ETHS adds vegetarian lunch options as part of Meatless Monday campaign
Sammy Caiola, Reporter
January 7, 2013 •
For the first lunch of the new year, Evanston Township High School students had additional vegetarian options as part of the school's participation in a national meat-free meal campaign. The school's Meatless Mondays campaign was started by the Humane Society of the United States, a national non-profit that advocates for animal rights.
About 50 percent of entrees offered Monday — including tofu stir-fry and black bean burgers — were meatless, said Kim Minestra, ETHS director of nutrition services. ETHS is the first Chicago-area high school to participate in the weekly alternative, although Northwestern and nearby institutions at other levels have also signed on.
Kenny Torrella, Humane Society's outreach coordinator, said he contacted the school a few months ago, at which point Minestra agreed the program would be a good fit for her health and sustainability initiatives at ETHS.
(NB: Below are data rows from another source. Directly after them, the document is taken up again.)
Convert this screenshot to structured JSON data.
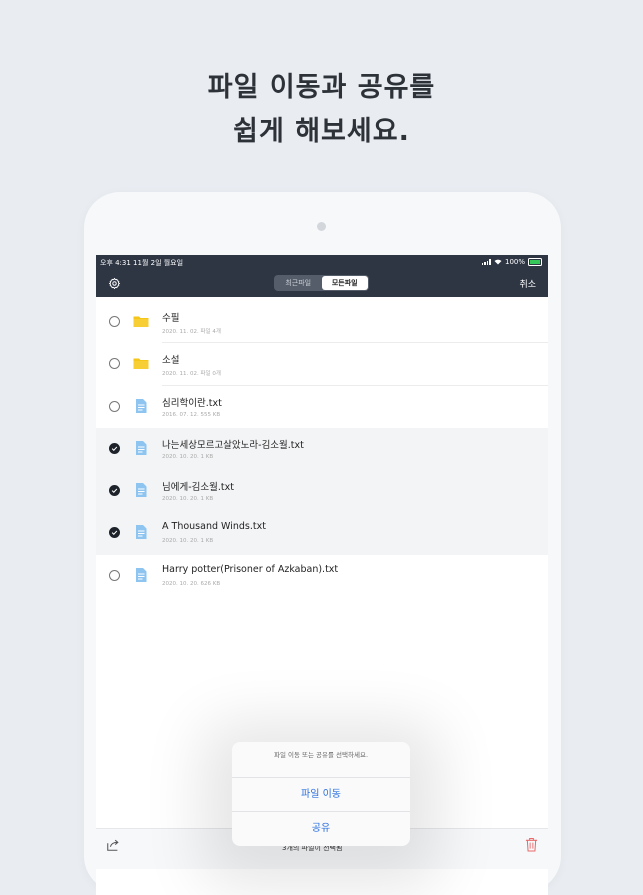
{
  "headline": {
    "line1": "파일 이동과 공유를",
    "line2": "쉽게 해보세요."
  },
  "status_bar": {
    "time": "오후 4:31   11월 2일 월요일",
    "battery": "100%"
  },
  "nav": {
    "tabs": [
      {
        "label": "최근파일",
        "active": false
      },
      {
        "label": "모든파일",
        "active": true
      }
    ],
    "cancel_label": "취소"
  },
  "files": [
    {
      "name": "수필",
      "meta": "2020. 11. 02. 파일 4개",
      "icon": "folder-icon",
      "selected": false
    },
    {
      "name": "소설",
      "meta": "2020. 11. 02. 파일 0개",
      "icon": "folder-icon",
      "selected": false
    },
    {
      "name": "심리학이란.txt",
      "meta": "2016. 07. 12. 555 KB",
      "icon": "text-file-icon",
      "selected": false
    },
    {
      "name": "나는세상모르고살았노라-김소월.txt",
      "meta": "2020. 10. 20. 1 KB",
      "icon": "text-file-icon",
      "selected": true
    },
    {
      "name": "님에게-김소월.txt",
      "meta": "2020. 10. 20. 1 KB",
      "icon": "text-file-icon",
      "selected": true
    },
    {
      "name": "A Thousand Winds.txt",
      "meta": "2020. 10. 20. 1 KB",
      "icon": "text-file-icon",
      "selected": true
    },
    {
      "name": "Harry potter(Prisoner of Azkaban).txt",
      "meta": "2020. 10. 20. 626 KB",
      "icon": "text-file-icon",
      "selected": false
    }
  ],
  "bottom_bar": {
    "hint": "3개의 파일이 선택됨"
  },
  "action_sheet": {
    "message": "파일 이동 또는 공유를 선택하세요.",
    "move_label": "파일 이동",
    "share_label": "공유"
  },
  "colors": {
    "navbar": "#2e3644",
    "accent": "#2a6fe0",
    "folder": "#f5c518",
    "file": "#8dc4f0",
    "trash": "#e86a6a"
  }
}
“It’s good to educate students on the health benefits of not eating meat every single day,” Minestra said. “Not becoming a vegetarian by any means, but just watching your meat intake and fat consumption in general … There’s no reason why you have to have the center of your plate always be a piece of red meat or chicken. You can still get protein in other ways.”
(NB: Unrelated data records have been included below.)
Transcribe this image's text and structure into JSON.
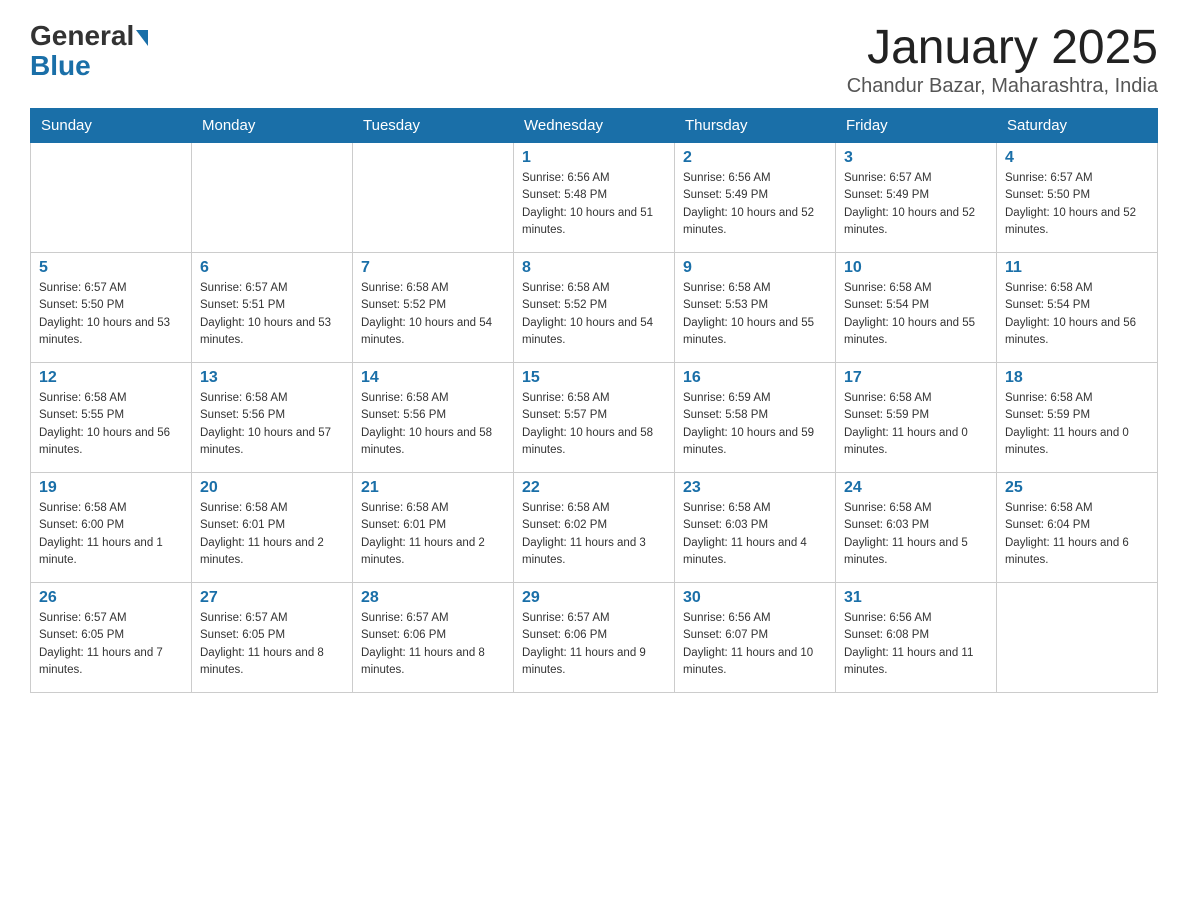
{
  "header": {
    "logo_general": "General",
    "logo_blue": "Blue",
    "month_year": "January 2025",
    "location": "Chandur Bazar, Maharashtra, India"
  },
  "weekdays": [
    "Sunday",
    "Monday",
    "Tuesday",
    "Wednesday",
    "Thursday",
    "Friday",
    "Saturday"
  ],
  "weeks": [
    [
      {
        "day": "",
        "info": ""
      },
      {
        "day": "",
        "info": ""
      },
      {
        "day": "",
        "info": ""
      },
      {
        "day": "1",
        "info": "Sunrise: 6:56 AM\nSunset: 5:48 PM\nDaylight: 10 hours and 51 minutes."
      },
      {
        "day": "2",
        "info": "Sunrise: 6:56 AM\nSunset: 5:49 PM\nDaylight: 10 hours and 52 minutes."
      },
      {
        "day": "3",
        "info": "Sunrise: 6:57 AM\nSunset: 5:49 PM\nDaylight: 10 hours and 52 minutes."
      },
      {
        "day": "4",
        "info": "Sunrise: 6:57 AM\nSunset: 5:50 PM\nDaylight: 10 hours and 52 minutes."
      }
    ],
    [
      {
        "day": "5",
        "info": "Sunrise: 6:57 AM\nSunset: 5:50 PM\nDaylight: 10 hours and 53 minutes."
      },
      {
        "day": "6",
        "info": "Sunrise: 6:57 AM\nSunset: 5:51 PM\nDaylight: 10 hours and 53 minutes."
      },
      {
        "day": "7",
        "info": "Sunrise: 6:58 AM\nSunset: 5:52 PM\nDaylight: 10 hours and 54 minutes."
      },
      {
        "day": "8",
        "info": "Sunrise: 6:58 AM\nSunset: 5:52 PM\nDaylight: 10 hours and 54 minutes."
      },
      {
        "day": "9",
        "info": "Sunrise: 6:58 AM\nSunset: 5:53 PM\nDaylight: 10 hours and 55 minutes."
      },
      {
        "day": "10",
        "info": "Sunrise: 6:58 AM\nSunset: 5:54 PM\nDaylight: 10 hours and 55 minutes."
      },
      {
        "day": "11",
        "info": "Sunrise: 6:58 AM\nSunset: 5:54 PM\nDaylight: 10 hours and 56 minutes."
      }
    ],
    [
      {
        "day": "12",
        "info": "Sunrise: 6:58 AM\nSunset: 5:55 PM\nDaylight: 10 hours and 56 minutes."
      },
      {
        "day": "13",
        "info": "Sunrise: 6:58 AM\nSunset: 5:56 PM\nDaylight: 10 hours and 57 minutes."
      },
      {
        "day": "14",
        "info": "Sunrise: 6:58 AM\nSunset: 5:56 PM\nDaylight: 10 hours and 58 minutes."
      },
      {
        "day": "15",
        "info": "Sunrise: 6:58 AM\nSunset: 5:57 PM\nDaylight: 10 hours and 58 minutes."
      },
      {
        "day": "16",
        "info": "Sunrise: 6:59 AM\nSunset: 5:58 PM\nDaylight: 10 hours and 59 minutes."
      },
      {
        "day": "17",
        "info": "Sunrise: 6:58 AM\nSunset: 5:59 PM\nDaylight: 11 hours and 0 minutes."
      },
      {
        "day": "18",
        "info": "Sunrise: 6:58 AM\nSunset: 5:59 PM\nDaylight: 11 hours and 0 minutes."
      }
    ],
    [
      {
        "day": "19",
        "info": "Sunrise: 6:58 AM\nSunset: 6:00 PM\nDaylight: 11 hours and 1 minute."
      },
      {
        "day": "20",
        "info": "Sunrise: 6:58 AM\nSunset: 6:01 PM\nDaylight: 11 hours and 2 minutes."
      },
      {
        "day": "21",
        "info": "Sunrise: 6:58 AM\nSunset: 6:01 PM\nDaylight: 11 hours and 2 minutes."
      },
      {
        "day": "22",
        "info": "Sunrise: 6:58 AM\nSunset: 6:02 PM\nDaylight: 11 hours and 3 minutes."
      },
      {
        "day": "23",
        "info": "Sunrise: 6:58 AM\nSunset: 6:03 PM\nDaylight: 11 hours and 4 minutes."
      },
      {
        "day": "24",
        "info": "Sunrise: 6:58 AM\nSunset: 6:03 PM\nDaylight: 11 hours and 5 minutes."
      },
      {
        "day": "25",
        "info": "Sunrise: 6:58 AM\nSunset: 6:04 PM\nDaylight: 11 hours and 6 minutes."
      }
    ],
    [
      {
        "day": "26",
        "info": "Sunrise: 6:57 AM\nSunset: 6:05 PM\nDaylight: 11 hours and 7 minutes."
      },
      {
        "day": "27",
        "info": "Sunrise: 6:57 AM\nSunset: 6:05 PM\nDaylight: 11 hours and 8 minutes."
      },
      {
        "day": "28",
        "info": "Sunrise: 6:57 AM\nSunset: 6:06 PM\nDaylight: 11 hours and 8 minutes."
      },
      {
        "day": "29",
        "info": "Sunrise: 6:57 AM\nSunset: 6:06 PM\nDaylight: 11 hours and 9 minutes."
      },
      {
        "day": "30",
        "info": "Sunrise: 6:56 AM\nSunset: 6:07 PM\nDaylight: 11 hours and 10 minutes."
      },
      {
        "day": "31",
        "info": "Sunrise: 6:56 AM\nSunset: 6:08 PM\nDaylight: 11 hours and 11 minutes."
      },
      {
        "day": "",
        "info": ""
      }
    ]
  ]
}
In order to promote the campaign, Minestra said she hung Meatless Monday posters and fliers provided by the Humane Society and sent an informational video to teachers hoping it would be shown in class.
Johns Hopkins School of Public Health and the Mondays Campaign started Meatless Mondays in 2003. Torrella said the program is now at approximately 2,000 institutions nationwide.
Torrella said he has noticed more and more young people becoming passionate about animal welfare and environmental welfare, and he hopes to promote that interest through projects like Meatless Mondays.
Some ETHS students recently approached Minestra about more vegetarian options at ETHS, which was one of several reasons she committed to the program, she said. Swapping meat dishes for vegetarian ones did not involve any substantial additional costs.
The school also installed a new fruit and vegetable bar, which ETHS sophomore Carlos Taylor said he noticed as soon as he walked in to lunch.
Taylor, who recently became a vegetarian, said he believes the slaughter of animals is inhumane and enjoys the health benefits of not eating meat.
“I love Meatless Mondays,” he said. “At least one day a week, we know we can have something other than the unhealthy meaty food.”